Smartphones and other connection-focused technology has allowed American society to evolve in ways that have been life-changing for both better and worse. For example, on the one hand, GPS technology has allowed Americans to travel to unknown locations with far more confidence. However, on the other hand, the distractions caused by cellphone use (even in states like California that outlaw cellphone use while driving, save for use in hands-free capacities) contribute to a staggering number of injurious and fatal crashes every single day. As a result, it is critically important that parents engage in active dialogues and in setting boundaries concerning distracted driving when it comes to their inexperienced teen drivers that may be newly setting out onto Southern California roads.

Distracted Driving – The Basics

Distracted driving is discussed often enough in schools, popular culture, and the media that most teens are probably familiar with the term. However, they may be unaware that there are three different kinds of distracted driving behaviors: visual, manual, and cognitive. Visual distractions take a motorist’s eyes off the road, which manual distractions take a motorist’s hands off the wheel, and cognitive distractions take a motorist’s mind off the task of driving. Some distractions cannot be prevented. For example, an animal darting into the road is a visual distraction and perceiving a severe weather alarm sounding in the distance is a cognitive distraction. However, it is safe to say that most of the distractions that cause severe car accidents on U.S. roads daily are preventable. It is therefore imperative that new drivers are aware of each kind of distraction and how failure to minimize each distraction type while driving can lead to potentially deadly consequences.

Understanding how each of these behaviors can compromise their safety behind the wheel will hopefully lead teens to make better choices about how they approach the task of driving. In addition to cellphone use, any number of distracting factors can compromise their safety as motorists. For example, fatigue often serves as a distraction that many teens don’t take time to consider. When they are driving to school in the morning, the very fact that they are tired can be mentally distracting to a dangerous degree. Similarly, the presence of rowdy passengers, animals in the car, and even intense audio stimulation (podcasts on complex topics, loud, passionate music, etc.) can be distracting enough to become dangerous. As a result, it is important to discuss what distraction-related boundaries you will enforce when it comes to your teen’s driving habits and why observing these boundaries may ultimately save your teen’s life, the lives of their passengers, and the lives of any fellow travelers they may encounter while driving.

“But Everybody Does It”

One of the most significant obstacles that parents of teen drivers face when setting distracted driving boundaries involves the fact that when a teen says, “But everyone does it,” they’re pretty close to being right.

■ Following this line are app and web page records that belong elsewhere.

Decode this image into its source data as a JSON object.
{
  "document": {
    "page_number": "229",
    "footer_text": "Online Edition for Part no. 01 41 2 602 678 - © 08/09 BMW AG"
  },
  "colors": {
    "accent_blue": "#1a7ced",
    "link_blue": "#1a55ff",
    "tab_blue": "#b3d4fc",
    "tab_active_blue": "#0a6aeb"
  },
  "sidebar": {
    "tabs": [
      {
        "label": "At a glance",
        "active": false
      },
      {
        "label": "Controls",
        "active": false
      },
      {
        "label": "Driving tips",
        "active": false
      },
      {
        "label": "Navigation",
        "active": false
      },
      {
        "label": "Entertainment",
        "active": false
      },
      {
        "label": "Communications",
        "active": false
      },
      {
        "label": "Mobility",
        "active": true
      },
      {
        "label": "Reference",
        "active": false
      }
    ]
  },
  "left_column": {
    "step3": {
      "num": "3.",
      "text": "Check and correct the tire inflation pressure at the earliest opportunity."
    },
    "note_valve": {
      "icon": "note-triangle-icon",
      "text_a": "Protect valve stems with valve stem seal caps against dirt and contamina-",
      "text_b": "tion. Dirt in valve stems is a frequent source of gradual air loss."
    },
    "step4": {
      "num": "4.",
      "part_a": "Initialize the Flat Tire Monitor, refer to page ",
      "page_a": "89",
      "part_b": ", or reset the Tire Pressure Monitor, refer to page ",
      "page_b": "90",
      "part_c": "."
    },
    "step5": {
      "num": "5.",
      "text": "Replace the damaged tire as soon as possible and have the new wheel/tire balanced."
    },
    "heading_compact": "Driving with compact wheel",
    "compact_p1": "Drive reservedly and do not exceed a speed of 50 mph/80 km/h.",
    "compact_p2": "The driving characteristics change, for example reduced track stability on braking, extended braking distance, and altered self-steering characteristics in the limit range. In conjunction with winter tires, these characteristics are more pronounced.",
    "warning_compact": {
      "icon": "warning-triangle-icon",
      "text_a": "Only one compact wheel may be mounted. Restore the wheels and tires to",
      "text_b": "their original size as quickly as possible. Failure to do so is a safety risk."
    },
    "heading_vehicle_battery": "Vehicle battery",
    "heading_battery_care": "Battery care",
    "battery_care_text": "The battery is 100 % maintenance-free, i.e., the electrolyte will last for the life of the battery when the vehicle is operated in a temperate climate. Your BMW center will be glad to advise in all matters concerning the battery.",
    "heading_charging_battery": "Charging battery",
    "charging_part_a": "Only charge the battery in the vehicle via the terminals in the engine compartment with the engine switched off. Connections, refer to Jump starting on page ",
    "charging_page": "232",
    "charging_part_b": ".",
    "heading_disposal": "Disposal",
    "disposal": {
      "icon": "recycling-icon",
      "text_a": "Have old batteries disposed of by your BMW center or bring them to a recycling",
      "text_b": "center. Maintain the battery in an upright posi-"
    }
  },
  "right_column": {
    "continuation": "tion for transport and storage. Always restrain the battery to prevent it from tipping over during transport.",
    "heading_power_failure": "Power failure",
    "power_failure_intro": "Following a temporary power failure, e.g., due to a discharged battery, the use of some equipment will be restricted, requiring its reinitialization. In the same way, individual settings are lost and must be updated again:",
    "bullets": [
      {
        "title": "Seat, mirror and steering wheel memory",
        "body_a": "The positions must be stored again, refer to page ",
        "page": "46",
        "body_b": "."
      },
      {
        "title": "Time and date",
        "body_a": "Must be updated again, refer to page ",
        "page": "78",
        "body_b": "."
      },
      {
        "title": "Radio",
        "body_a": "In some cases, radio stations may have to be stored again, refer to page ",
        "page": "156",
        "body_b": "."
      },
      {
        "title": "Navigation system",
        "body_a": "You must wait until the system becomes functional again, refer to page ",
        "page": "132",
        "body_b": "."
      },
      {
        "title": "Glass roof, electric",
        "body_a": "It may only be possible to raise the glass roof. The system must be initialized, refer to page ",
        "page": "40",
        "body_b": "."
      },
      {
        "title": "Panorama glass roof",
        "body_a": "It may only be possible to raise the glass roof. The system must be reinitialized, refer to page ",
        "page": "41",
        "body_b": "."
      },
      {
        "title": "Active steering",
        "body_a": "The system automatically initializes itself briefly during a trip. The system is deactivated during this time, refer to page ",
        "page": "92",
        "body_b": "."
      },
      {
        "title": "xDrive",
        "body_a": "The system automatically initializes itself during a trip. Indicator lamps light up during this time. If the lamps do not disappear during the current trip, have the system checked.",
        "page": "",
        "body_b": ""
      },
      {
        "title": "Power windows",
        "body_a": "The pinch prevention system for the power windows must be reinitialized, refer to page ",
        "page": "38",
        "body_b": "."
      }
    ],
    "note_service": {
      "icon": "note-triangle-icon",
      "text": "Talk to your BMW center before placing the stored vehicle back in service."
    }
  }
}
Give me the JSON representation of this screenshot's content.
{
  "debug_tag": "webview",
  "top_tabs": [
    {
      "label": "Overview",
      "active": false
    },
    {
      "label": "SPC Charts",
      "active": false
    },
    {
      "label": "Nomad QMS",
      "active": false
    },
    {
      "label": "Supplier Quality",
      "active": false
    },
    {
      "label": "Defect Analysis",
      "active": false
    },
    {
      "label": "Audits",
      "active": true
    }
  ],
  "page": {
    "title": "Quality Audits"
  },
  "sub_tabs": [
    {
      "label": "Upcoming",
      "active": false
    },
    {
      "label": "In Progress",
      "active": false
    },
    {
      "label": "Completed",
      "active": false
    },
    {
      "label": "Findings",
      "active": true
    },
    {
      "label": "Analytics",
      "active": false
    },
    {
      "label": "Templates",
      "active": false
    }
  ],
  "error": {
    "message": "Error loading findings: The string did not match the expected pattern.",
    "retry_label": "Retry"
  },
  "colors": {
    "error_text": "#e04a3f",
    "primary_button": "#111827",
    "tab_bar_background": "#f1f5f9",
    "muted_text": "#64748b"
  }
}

According to a recent CDC study, “75% of U.S. drivers ages 18 to 29 reported that they spoke on their cell phone while driving at least once in the past 30 days, and nearly 40% reported that they talk on their cell phone “regularly” or “fairly often” while driving.” Additionally, “*52% of U.S. drivers ages 18-29 reported texting or e-mailing while driving at least once in the last 30 days, and more than a quarter report texting or e-mailing “regularly” or “fairly often” while driving.”

As a result of these mind-boggling statistics, you’ll want to be prepared as to how you’ll respond when discussing the pervasiveness of distracted driving behavior among your teen’s peers. You may also want to set boundaries concerning whether your teen is permitted to drive with others who engage in these potentially dangerous behaviors.

Legal Assistance Is Available

If your teen has been injured in an accident – whether they or another party involved was distracted at the time of the collision – it is important to speak with an experienced personal injury attorney about your options. California is among the most generous states in the nation when it comes to affording injury victims paths to obtain compensation. Due to its embrace of a “pure comparative negligence” theory of law, California allows injury victims to seek compensation from others who contributed to the cause of their harm, even if they too contributed to the cause(s) of the harm that they have suffered. As a result, you shouldn’t dismiss the idea that your family may have strong grounds for a lawsuit simply because your teen may have been distracted or otherwise contributing to the cause of their injurious circumstances in some way.

Once our experienced team evaluates the nuances of your teen’s accident, we will provide you with an objective analysis of the potential strengths and weaknesses of your case. We will also advise you, in greater detail, about your teen’s rights under the law. At that time, your family will be empowered to make informed choices about any and all legal options available. Our consultation process is both free and risk-free, so you have nothing to lose by exploring your legal options save for an investment of an hour or two of your time. We look forward to speaking with you.